Wunderkind’s analytical prowess comparable to people three times his age.

Every midsummer, much of Japan is treated to the sights and piercing sounds of cicadas. These large insects, which are about three inches long, look like little pieces of poo and fly around with all the grace of a fork thrown by a 2-year-old, bumping into walls, buildings, and occasionally my head. Still, they’re loved by kids because they’re kind of stupid and really easy to catch.

▼ Wait about 20 seconds for the sound to really kick in

Another feature of summer in Japan is that kids are given the task of doing an independent study project for their vacation, and this is where our story begins: Eight-year-old Jun Kitayama of Kameoka, Kyoto decided to mix his study with pleasure through his hobby of collecting discarded cicada husks.

He did the same project last year, but is continuing his research in order to compare the results and what he found was beyond anyone’s expectations. It wasn’t just the fact that the third grader managed to gather about 5,000 husks, but he found some disturbing trends overlooked by grown-up experts.

First, in both years the majority of cicadas found in Kyoto City were of the species kumazemi (Cryptotympana facialis). However, this year there were significantly fewer aburazemi (Graptopsaltria nigrofuscata) husks found. Kitayama’s assistant, 62-year-old Joji Nakada of the Kameoka City Global Environment Children’s Village, confirms this is indicative of a yearly decline in the aburazemi population.

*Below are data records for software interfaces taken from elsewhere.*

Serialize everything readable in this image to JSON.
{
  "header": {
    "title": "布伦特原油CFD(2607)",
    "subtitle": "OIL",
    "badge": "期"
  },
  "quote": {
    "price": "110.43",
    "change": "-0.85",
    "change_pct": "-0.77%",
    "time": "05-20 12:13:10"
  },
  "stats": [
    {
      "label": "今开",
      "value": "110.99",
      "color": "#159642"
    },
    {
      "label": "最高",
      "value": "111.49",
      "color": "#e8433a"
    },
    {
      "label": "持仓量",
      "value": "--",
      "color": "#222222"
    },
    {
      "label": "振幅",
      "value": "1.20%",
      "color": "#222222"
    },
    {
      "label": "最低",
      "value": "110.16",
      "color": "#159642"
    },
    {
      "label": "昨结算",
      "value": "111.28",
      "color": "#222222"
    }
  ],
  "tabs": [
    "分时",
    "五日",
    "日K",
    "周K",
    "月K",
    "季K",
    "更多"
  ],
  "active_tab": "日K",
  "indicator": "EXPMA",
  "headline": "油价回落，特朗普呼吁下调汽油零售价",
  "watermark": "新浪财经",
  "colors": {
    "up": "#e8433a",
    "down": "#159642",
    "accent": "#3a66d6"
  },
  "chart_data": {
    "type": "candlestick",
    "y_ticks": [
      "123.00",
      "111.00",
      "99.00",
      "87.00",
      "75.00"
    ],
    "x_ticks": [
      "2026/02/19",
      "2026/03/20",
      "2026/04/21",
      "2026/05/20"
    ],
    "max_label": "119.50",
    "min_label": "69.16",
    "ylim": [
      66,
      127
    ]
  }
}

More unsettling is that this year, 207 of the 1,370 kumazemi molted shells still had the dead bodies of cicadas inside. Amounting to 15 percent of the insect’s numbers, this suggests an environmental factor was contributing to their demise.

▼ A lucky surviving cicada freshly emerged and standing on its larval husk

Kitayama postulates that it was the recent heatwave that may have caused the deaths, but being the professional he is, he realizes that more research is needed for more conclusive results.

Netizens were amazed at the youngster’s tenacity and discipline to uncover such results for a project that many kids just spend by growing mold on bread or turning a plastic bottle into a rocket.

“His investigative skill is the real deal!”
“Th-That was just his summer project?!”
“He will be an excellent scholar.”
“Super elementary student.”
“Maybe he will be the next Jean-Henri Fabre.”

Nakada agreed, saying that Kitayama’s “seriousness towards fieldwork is on par with a university student’s.” He added that Kitayama took detailed notes on where he found each of the thousands of husks, noting nearby tree features and thinking critically about his own findings.

Kitayama shows no signs of tiring either, telling media he wants to continue his work and that the next step is to take measurements of the sizes among the husks over the years in search of trends.

“I think the high temperatures are affecting them,” he told Kyoto Shimbun, “I want to uncover the mystery behind the shrinking cicada population.”

It’s a great example of how sometimes just letting a child follow their core interests can lead to more fruitful education than any rigidly predetermined curriculum. It’s almost as if the country with the highest rated education and Nobel Prize Laureate were onto something.

Source: Kyoto Shimbun, Hachima Kiko
Top image: Wikipedia/Totti
Insert image: Wikipedia/Takuma-sa